Frank Gore knows it would be a novelty if he played his entire career with the 49ers. He relishes that prospect.
"You rarely see running backs get to finish their career with the team that drafted them," Gore said. "Obviously I'm one of them."
He is now slated to serve a decade in a 49ers jersey after signing a three-year, $21 million contract extension through the 2014 season Wednesday. He was entering the final year of a deal paying him $4.9 million this season.
Only four of the top 25 all-time rushing leaders played for only one franchise: Walter Payton (Chicago Bears, No.2 all-time), Barry Sanders (Detroit Lions, No.3), Jim Brown (Cleveland Browns, No.9) and Tiki Barber (New York Giants, No.22).
Gore does not want to join the modern-day cycle of running backs cast aside by their original teams, and examples he cited were LaDainian Tomlinson, Clinton Portis and Larry Johnson.
Why would Gore, a Florida native and offseason resident, want to stay with a franchise where he's never enjoyed a winning season?
He responded by first praising the fans' 100 percent support, then added: "Coach (Jim) Harbaugh and his staff, they're football guys. I have no doubt we can get it done. I know we have talent in that locker room, probably more than any NFL team."
Gore's loyalty traces to the 2005 draft, when the 49ers selected him 65th overall. He recited the names of the five running backs drafted ahead of him: Ronnie Brown (second), Cedric Benson (fourth), Cadillac Williams (fifth), J.J. Arrington (44th) and Eric Shelton (54th).
"I told myself when I come in this league, I'm going to show everybody that they passed up the best back," Gore said. "Look at the career. Look up the numbers. It shows.
"I do carry that chip on my shoulder, and I will continue to carry that on my shoulder."
Gore has shown no lingering effects of a Nov.29, season-ending hip fracture. After starting the first two exhibition games, he sat out Saturday's loss to Houston and likely will be idle for tonight's exhibition finale at San Diego.

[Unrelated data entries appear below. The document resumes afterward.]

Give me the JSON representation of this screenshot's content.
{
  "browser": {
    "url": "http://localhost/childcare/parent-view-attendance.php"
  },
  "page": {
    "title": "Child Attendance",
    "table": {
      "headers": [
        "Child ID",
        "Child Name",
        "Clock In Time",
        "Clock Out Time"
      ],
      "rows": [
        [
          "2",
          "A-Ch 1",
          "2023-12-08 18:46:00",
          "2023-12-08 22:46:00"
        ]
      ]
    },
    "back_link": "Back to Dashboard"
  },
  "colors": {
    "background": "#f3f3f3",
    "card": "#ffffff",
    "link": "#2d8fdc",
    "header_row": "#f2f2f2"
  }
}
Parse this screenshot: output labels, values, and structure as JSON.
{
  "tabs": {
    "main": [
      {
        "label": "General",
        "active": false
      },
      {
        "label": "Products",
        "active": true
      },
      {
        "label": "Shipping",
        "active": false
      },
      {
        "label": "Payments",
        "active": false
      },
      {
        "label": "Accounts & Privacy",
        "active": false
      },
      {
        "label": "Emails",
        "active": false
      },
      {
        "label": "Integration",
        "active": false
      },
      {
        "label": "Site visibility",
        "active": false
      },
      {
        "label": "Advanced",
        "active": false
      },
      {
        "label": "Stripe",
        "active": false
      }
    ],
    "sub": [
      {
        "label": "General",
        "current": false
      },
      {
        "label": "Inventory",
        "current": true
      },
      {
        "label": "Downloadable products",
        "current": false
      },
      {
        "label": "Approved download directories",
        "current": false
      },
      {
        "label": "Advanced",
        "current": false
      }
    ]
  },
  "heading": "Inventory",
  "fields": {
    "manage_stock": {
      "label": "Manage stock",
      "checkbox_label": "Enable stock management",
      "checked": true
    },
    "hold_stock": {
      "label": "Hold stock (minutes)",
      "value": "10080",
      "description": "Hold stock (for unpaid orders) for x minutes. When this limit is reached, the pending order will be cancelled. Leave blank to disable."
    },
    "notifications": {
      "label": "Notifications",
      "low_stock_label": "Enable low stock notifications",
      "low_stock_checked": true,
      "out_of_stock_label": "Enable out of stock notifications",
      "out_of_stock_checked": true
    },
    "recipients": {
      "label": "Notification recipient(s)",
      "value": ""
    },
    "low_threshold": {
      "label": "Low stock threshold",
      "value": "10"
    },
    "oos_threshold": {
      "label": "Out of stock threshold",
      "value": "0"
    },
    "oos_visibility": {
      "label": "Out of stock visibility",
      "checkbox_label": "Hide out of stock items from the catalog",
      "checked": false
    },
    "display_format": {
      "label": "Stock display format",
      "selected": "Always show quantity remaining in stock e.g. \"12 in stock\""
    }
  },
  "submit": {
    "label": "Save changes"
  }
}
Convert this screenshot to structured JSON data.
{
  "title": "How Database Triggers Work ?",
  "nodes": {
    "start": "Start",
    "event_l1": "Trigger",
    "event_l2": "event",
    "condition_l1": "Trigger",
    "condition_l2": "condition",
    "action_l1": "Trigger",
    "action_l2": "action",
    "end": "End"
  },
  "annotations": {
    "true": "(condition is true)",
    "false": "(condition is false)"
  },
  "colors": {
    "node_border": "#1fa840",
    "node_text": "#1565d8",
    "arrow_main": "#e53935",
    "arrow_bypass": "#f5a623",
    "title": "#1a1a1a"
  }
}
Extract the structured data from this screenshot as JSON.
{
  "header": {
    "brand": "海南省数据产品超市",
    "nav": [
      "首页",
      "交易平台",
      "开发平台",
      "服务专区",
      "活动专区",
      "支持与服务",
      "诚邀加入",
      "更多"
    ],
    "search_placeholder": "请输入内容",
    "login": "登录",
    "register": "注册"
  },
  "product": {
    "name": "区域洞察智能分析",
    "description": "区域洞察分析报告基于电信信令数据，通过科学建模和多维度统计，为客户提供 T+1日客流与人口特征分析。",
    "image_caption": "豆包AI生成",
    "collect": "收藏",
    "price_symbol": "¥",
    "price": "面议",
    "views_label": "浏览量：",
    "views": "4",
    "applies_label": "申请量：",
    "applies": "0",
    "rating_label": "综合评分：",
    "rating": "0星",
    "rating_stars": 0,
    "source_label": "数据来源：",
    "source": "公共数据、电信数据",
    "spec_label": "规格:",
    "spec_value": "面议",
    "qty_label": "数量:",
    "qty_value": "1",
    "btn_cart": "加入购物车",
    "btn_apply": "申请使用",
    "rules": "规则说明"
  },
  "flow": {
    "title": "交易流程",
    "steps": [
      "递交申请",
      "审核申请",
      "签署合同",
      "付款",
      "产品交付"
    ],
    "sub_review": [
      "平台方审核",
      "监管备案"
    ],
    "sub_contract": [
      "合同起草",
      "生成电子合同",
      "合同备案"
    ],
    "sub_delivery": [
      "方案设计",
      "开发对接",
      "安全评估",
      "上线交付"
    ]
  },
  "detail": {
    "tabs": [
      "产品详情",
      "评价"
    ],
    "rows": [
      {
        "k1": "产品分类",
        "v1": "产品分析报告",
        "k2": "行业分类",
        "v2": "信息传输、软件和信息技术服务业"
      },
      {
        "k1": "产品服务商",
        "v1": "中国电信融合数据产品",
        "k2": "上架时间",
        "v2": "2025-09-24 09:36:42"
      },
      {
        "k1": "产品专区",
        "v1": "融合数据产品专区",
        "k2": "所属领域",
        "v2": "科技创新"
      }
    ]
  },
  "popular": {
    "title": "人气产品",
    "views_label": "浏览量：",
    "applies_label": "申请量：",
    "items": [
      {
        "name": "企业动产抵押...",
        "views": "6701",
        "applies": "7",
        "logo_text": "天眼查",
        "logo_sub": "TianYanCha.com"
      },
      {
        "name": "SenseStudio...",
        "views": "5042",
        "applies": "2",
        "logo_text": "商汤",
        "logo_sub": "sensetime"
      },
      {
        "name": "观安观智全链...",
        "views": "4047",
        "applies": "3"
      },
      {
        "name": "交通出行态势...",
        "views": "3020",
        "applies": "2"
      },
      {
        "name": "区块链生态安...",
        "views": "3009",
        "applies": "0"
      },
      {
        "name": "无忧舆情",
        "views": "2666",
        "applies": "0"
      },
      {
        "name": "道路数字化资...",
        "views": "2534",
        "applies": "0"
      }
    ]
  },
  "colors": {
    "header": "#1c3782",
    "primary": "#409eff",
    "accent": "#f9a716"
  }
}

"The collective goal all along was to allow Frank the opportunity to play his entire career with the San Francisco 49ers and we are extremely pleased to have accomplished this," general manager Trent Baalke said in a statement. "Frank's love for the Bay Area community, play on the field and leadership within the locker room are equaled only by his passion for the game."
Once his playing career ends, Gore might finding himself doing what Baalke is paid to do: evaluate talent.
"(Baalke) knows how much I love the game of football and how much I pay attention to the other guys," Gore added. "He said I do have a skill to pick talent out. We'll see. When that time comes, if they want me here to help pick out players, I'll do it."
Gore grew up idolizing Sanders, as well as Emmitt Smith, pro football's all-time leading rusher who played 13 seasons with the Dallas Cowboys before his final two with the Arizona Cardinals.
"A lot of guys who watch my style, even when I was coached by Norv Turner, he said I remind him of Emmitt Smith but a little faster than him," Gore said.